Politics

Disaster Tax Relief Bill In Jeopardy

After Harvey and Irma, Congress passed a multibillion-dollar aid package with strong bipartisan support. That consensus appears to be crumbling.

The Capitol Dome is seen at dawn in Washington, Thursday, March 30, 2017.

Congress is preparing to take a second crack at passing disaster tax relief. The bill would provide tax breaks targeted to victims of Hurricanes Harvey, Irma, and Maria. The U.S. House tried and failed to pass the bill Monday, in a vote that broke down largely on party lines.

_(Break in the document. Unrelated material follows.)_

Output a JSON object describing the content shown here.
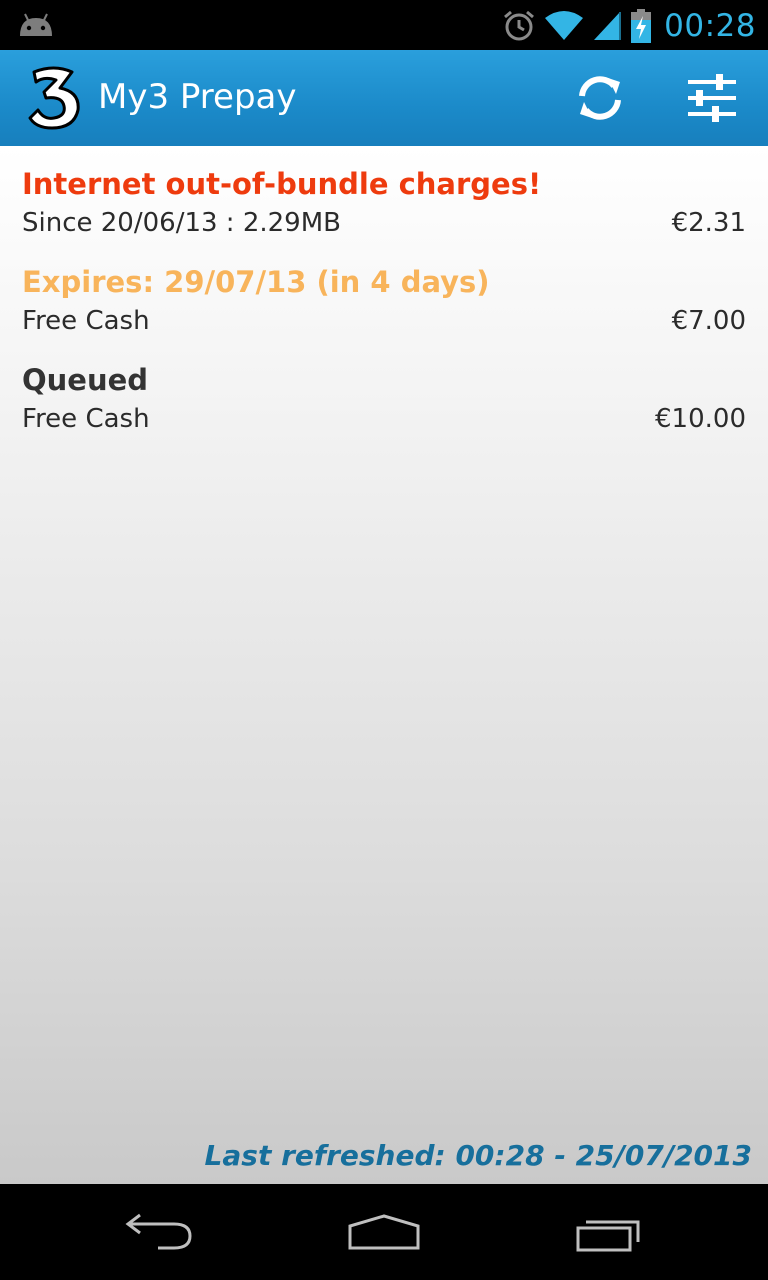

House Republicans tried to suspend the rules and pass the bill without first holding committee hearings. Suspending the rules requires a two-thirds majority. Nearly the entire Democratic caucus voted no, along with eight Republicans.

Congressman Kevin Brady of The Woodlands, the bill’s author, released a statement condemning House Democrats, saying their action, “embodied the very worst of Washington, putting politics ahead of people.”

On the other side of the Capitol, Senator John Cornyn accused Minority Leader Nancy Pelosi of holding the bill hostage. “If we were talking about earthquake victims in San Francisco instead of a hurricane relief in Texas, Florida, and Puerto Rico, surely she wouldn’t be playing politics like she is now with this important hurricane relief package,” he said.

But Democrats say it’s the Republicans who are playing politics, tying disaster relief to an FAA reauthorization measure that could privatize the nation’s air traffic control system.

“We’ve got people that have had their houses removed in the Virgin Islands and Puerto Rico, hospitals that have been closed, dams that are about to break, and we’re sitting around here piddling with partisan politics,” said Florida Congressman Alcee Hastings at a meeting of the House Rules Committee.

The committee sent the bill back to the House floor. A vote could take place Thursday.

Share

Andrew Schneider

Andrew Schneider

Politics and Government Reporter

Andrew heads Houston Public Media’s coverage of national, state, and local elections. He also reports on major policy issues before the Texas Legislature and county and city governments across Greater Houston. Before taking up his current post, Andrew spent five years as Houston Public Media’s business reporter, covering the oil...

More Information